* [The task] Find the word "icon" in the data. Return every line where it appears.

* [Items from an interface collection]
────────────────────────────────────────
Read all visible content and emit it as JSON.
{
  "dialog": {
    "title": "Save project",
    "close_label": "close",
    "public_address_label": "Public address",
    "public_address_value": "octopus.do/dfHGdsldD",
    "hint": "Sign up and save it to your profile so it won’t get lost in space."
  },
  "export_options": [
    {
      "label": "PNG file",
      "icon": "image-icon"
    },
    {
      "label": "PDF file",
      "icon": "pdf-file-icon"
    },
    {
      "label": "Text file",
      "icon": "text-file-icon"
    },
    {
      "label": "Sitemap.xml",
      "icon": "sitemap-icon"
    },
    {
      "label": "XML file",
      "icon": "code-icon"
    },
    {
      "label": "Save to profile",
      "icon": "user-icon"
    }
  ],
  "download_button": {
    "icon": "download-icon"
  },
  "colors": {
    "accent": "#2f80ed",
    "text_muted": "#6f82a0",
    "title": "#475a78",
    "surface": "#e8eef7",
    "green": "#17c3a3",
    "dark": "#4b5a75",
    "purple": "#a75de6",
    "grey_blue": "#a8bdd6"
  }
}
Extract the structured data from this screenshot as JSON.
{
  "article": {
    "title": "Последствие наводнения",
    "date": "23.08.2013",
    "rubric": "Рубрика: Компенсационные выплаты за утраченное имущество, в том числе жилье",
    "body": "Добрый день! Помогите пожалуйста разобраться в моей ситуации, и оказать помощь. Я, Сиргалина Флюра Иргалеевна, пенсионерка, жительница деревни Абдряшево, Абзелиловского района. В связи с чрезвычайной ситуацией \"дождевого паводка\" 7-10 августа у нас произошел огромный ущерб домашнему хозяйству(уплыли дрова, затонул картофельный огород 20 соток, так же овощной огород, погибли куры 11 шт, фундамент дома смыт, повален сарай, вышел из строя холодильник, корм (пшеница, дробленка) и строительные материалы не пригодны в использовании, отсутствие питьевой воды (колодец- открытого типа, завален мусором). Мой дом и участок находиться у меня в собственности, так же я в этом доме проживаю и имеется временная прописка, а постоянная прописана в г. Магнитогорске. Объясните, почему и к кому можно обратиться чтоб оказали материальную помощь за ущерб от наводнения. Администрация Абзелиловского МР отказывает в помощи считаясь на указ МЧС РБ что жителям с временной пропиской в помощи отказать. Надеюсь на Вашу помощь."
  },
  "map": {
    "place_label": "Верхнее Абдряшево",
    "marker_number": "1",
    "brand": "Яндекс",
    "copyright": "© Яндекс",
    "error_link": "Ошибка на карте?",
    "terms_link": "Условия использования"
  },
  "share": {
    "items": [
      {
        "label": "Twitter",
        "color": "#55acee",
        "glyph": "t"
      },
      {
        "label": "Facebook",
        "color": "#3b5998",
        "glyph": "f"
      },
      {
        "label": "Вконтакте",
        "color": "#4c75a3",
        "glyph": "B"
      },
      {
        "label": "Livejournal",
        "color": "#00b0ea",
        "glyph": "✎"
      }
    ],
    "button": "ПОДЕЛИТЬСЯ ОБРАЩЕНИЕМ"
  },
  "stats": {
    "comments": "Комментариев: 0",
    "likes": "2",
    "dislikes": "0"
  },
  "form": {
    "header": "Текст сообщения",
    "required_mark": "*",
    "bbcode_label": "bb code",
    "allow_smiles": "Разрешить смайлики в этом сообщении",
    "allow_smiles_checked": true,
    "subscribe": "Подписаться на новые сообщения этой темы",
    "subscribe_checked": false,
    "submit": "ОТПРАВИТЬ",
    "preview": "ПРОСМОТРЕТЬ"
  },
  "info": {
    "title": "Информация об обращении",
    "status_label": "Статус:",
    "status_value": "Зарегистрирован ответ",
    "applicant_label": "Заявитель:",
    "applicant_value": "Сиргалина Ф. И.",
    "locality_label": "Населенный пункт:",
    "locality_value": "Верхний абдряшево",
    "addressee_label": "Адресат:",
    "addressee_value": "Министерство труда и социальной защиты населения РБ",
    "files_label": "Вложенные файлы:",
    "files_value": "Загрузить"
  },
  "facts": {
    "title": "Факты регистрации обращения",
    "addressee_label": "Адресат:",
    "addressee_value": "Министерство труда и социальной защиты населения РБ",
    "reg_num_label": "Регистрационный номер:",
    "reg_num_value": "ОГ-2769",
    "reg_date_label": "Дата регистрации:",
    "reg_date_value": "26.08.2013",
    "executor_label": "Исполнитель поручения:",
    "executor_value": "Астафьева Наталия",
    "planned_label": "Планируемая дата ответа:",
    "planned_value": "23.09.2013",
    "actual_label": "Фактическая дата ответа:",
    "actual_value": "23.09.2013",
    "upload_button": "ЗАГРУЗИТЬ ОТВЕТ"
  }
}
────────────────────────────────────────
* [Your response]
      "icon": "image-icon"
      "icon": "pdf-file-icon"
      "icon": "text-file-icon"
      "icon": "sitemap-icon"
      "icon": "code-icon"
      "icon": "user-icon"
    "icon": "download-icon"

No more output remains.